● Exercise instructions
Take every line from the records below that includes the word "answer".

──────── Supplied data

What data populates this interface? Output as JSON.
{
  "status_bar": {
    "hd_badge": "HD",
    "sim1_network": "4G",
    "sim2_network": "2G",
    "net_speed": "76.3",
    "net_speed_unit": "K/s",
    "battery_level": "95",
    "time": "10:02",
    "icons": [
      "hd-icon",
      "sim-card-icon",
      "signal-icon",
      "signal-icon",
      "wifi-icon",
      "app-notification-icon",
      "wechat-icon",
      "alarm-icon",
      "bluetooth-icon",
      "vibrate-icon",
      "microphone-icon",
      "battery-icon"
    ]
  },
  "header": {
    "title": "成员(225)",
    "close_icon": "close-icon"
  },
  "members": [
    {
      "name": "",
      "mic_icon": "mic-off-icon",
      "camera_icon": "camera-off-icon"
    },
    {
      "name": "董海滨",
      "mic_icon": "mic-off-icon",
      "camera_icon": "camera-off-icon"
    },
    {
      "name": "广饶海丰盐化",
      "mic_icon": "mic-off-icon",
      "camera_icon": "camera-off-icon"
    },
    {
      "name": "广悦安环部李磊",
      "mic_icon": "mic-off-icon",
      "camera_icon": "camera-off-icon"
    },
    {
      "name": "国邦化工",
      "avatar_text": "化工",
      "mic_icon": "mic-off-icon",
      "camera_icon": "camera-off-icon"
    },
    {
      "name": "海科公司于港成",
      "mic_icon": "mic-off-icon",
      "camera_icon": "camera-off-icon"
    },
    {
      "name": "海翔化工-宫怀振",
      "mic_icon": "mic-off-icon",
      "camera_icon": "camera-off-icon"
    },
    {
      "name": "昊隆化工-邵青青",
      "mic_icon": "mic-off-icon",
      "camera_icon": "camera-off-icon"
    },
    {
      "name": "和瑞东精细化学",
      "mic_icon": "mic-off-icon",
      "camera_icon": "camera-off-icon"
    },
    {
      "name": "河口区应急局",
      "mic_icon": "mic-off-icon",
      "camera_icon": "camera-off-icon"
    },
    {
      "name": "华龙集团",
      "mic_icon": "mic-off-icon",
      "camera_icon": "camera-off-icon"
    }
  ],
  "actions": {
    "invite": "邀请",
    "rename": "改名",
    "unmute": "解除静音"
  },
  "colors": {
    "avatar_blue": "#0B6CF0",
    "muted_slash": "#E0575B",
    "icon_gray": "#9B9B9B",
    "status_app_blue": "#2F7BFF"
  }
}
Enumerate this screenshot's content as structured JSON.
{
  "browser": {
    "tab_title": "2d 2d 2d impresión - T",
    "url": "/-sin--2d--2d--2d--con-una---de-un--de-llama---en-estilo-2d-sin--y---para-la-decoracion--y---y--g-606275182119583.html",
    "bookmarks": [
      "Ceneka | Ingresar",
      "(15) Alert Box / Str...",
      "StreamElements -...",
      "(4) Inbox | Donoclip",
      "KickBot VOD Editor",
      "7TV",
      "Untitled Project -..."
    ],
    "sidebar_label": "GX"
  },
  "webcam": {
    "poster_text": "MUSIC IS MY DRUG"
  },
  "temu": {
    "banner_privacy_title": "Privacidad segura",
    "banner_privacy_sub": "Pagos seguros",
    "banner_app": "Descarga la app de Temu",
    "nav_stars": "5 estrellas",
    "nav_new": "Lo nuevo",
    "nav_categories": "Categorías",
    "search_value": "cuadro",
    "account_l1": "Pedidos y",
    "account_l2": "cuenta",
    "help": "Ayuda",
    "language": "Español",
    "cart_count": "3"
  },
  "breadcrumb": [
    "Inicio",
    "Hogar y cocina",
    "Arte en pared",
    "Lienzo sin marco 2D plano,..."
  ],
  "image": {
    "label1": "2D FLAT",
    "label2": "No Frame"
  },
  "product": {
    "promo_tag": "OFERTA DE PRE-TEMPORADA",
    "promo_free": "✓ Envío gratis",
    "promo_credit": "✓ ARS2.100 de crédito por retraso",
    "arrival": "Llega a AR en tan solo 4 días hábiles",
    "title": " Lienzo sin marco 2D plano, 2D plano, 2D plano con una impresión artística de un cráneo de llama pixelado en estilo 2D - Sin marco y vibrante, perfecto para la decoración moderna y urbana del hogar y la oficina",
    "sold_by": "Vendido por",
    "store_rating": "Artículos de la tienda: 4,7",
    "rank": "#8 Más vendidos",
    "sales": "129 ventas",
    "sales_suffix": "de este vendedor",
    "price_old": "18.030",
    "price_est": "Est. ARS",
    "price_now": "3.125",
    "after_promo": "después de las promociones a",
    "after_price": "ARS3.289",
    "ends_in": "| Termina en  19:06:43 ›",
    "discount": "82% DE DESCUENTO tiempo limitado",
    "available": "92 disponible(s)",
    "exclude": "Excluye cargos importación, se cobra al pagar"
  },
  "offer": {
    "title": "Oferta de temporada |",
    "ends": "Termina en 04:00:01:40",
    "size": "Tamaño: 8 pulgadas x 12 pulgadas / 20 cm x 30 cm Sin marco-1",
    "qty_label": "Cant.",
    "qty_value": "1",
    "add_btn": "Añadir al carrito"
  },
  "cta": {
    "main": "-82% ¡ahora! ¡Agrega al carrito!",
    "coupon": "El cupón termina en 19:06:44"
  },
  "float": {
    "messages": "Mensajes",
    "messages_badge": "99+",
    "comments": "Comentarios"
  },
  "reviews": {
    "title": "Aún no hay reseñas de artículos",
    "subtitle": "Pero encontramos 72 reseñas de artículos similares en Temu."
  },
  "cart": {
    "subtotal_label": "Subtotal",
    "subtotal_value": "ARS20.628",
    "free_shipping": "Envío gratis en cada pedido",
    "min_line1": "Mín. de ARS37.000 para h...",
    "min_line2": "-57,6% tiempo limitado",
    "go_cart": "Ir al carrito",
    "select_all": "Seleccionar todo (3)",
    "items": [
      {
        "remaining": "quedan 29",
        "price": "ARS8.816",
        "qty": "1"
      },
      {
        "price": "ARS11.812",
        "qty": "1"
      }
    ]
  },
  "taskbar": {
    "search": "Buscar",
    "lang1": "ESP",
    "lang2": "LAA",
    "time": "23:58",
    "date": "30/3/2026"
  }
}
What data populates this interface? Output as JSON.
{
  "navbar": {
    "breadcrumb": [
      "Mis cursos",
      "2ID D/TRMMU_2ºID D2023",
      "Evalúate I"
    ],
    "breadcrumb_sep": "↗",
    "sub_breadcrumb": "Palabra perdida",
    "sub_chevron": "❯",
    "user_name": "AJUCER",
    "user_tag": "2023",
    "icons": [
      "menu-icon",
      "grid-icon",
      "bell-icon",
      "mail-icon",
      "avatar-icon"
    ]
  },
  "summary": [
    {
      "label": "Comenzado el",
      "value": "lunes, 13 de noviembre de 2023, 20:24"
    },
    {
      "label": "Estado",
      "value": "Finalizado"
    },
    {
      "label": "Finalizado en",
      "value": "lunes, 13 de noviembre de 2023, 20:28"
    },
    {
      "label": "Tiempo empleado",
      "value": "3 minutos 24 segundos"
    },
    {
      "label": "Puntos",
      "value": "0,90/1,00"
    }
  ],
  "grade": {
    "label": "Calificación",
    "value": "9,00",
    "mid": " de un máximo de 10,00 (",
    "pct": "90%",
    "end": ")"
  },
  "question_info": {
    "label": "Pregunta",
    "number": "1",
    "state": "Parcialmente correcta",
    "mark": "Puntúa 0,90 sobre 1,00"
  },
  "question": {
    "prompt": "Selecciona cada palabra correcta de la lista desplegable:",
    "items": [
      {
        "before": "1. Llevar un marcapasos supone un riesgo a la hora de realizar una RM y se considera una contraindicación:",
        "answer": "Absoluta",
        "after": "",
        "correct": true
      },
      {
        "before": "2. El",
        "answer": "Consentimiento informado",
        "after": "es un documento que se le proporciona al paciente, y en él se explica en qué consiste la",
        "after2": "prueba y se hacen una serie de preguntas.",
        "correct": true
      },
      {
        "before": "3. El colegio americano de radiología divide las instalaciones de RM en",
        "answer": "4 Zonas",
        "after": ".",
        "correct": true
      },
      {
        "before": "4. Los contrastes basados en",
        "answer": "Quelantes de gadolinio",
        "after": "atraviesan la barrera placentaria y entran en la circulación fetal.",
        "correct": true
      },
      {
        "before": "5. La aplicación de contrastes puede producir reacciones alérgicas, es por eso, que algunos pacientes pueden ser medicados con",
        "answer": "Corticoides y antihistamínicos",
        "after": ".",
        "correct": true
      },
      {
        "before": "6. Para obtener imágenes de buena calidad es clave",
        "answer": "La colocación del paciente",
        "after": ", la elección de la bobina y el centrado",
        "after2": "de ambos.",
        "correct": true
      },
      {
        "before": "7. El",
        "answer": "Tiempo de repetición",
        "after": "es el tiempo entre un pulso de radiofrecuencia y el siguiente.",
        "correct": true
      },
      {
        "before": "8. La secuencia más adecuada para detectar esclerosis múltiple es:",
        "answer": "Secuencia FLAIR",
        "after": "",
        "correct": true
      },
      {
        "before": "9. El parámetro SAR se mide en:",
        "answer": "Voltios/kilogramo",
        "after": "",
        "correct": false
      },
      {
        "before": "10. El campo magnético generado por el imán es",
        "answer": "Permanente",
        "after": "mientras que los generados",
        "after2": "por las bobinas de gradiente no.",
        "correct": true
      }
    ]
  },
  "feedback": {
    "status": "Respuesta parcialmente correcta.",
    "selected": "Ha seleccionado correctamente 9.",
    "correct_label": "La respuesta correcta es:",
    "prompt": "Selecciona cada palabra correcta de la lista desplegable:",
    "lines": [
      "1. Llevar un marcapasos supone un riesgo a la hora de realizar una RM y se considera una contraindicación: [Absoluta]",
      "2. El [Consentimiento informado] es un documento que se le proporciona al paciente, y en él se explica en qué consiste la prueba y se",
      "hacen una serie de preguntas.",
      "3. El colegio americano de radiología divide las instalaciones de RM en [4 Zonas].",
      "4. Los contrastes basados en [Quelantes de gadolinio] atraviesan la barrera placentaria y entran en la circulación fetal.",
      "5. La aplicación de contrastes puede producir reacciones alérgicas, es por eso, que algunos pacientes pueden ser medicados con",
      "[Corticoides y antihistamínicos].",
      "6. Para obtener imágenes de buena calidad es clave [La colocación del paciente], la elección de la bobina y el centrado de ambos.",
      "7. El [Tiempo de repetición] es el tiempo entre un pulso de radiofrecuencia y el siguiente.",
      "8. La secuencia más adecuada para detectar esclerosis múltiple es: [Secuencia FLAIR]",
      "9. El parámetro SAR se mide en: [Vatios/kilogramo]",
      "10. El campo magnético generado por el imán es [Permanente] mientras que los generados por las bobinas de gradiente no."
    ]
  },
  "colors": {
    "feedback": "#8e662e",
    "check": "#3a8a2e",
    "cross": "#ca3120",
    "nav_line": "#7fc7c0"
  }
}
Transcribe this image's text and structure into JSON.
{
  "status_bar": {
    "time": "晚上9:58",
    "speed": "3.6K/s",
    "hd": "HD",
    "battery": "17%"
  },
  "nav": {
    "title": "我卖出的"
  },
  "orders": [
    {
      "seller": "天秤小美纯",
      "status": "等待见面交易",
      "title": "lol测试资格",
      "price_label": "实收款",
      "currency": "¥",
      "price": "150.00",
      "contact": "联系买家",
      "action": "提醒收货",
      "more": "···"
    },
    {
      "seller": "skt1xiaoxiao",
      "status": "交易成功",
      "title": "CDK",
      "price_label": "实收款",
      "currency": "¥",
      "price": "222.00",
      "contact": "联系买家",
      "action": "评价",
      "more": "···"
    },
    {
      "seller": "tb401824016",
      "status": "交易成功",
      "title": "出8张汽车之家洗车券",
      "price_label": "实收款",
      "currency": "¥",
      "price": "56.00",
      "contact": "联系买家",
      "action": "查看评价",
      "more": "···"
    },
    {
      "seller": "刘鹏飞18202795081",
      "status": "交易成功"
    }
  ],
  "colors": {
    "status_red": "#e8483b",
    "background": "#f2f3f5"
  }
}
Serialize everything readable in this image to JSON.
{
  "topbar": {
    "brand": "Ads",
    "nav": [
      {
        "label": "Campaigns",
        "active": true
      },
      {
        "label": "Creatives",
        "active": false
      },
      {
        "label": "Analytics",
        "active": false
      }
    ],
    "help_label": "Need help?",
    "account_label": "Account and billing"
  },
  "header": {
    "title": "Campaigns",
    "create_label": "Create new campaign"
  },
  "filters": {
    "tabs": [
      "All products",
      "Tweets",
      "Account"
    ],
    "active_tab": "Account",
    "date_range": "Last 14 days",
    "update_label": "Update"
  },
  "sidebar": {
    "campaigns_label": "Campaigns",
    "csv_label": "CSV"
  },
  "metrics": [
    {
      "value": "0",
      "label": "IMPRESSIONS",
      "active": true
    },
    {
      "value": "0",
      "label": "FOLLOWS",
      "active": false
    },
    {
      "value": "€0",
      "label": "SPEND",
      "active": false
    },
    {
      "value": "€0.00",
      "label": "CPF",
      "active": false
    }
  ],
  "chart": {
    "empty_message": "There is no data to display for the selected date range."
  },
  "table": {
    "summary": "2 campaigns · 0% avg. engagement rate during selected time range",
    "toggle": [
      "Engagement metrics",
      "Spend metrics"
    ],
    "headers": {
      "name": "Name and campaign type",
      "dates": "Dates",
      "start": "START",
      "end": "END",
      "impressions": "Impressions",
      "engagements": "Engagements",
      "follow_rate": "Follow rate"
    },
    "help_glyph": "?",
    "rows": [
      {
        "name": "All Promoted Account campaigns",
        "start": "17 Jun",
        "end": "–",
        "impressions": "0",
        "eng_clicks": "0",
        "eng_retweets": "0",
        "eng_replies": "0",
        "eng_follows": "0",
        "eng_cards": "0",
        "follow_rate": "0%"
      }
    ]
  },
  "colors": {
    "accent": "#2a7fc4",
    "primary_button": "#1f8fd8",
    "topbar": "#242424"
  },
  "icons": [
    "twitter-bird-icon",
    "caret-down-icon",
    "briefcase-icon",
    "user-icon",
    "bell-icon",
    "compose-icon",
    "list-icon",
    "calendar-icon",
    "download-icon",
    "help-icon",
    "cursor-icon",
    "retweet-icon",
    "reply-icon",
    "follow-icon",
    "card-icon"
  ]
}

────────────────

● Your solution
        "answer": "Absoluta",
        "answer": "Consentimiento informado",
        "answer": "4 Zonas",
        "answer": "Quelantes de gadolinio",
        "answer": "Corticoides y antihistamínicos",
        "answer": "La colocación del paciente",
        "answer": "Tiempo de repetición",
        "answer": "Secuencia FLAIR",
        "answer": "Voltios/kilogramo",
        "answer": "Permanente",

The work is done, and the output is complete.